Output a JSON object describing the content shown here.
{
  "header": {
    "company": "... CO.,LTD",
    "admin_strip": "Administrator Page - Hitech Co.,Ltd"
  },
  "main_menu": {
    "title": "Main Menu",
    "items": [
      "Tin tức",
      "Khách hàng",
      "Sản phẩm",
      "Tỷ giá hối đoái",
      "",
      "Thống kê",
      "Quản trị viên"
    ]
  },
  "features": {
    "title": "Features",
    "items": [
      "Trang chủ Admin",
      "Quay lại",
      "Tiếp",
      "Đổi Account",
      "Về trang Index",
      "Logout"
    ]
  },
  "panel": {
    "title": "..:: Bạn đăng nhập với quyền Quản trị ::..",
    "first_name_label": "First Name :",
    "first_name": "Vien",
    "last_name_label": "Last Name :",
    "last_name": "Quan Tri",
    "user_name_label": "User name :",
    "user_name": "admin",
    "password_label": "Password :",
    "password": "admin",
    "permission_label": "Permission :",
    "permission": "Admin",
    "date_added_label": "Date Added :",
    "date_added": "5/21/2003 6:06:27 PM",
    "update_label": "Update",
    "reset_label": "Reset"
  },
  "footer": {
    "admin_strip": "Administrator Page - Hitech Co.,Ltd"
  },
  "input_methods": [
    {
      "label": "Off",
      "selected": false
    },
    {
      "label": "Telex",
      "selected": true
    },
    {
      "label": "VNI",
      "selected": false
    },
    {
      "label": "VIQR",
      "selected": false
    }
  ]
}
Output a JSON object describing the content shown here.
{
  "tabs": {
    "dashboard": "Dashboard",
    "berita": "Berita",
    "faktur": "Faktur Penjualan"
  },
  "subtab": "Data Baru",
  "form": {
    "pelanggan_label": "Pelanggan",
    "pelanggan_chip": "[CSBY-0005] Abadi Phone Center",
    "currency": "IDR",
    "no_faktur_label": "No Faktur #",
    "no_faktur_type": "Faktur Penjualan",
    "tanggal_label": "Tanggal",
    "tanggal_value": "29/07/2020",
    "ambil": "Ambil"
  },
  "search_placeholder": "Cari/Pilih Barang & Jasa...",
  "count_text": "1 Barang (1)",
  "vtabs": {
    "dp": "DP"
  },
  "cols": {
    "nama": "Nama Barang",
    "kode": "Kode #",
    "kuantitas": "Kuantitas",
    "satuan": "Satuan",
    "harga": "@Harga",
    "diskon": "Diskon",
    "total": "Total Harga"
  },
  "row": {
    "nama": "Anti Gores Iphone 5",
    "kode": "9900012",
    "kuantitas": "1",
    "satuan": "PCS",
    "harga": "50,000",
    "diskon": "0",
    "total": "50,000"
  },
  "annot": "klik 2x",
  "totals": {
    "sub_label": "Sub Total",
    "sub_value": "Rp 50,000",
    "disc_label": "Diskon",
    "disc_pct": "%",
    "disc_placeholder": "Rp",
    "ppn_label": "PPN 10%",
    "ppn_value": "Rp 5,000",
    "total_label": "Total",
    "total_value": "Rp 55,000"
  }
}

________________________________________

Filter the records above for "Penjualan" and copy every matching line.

    "faktur": "Faktur Penjualan"
    "no_faktur_type": "Faktur Penjualan",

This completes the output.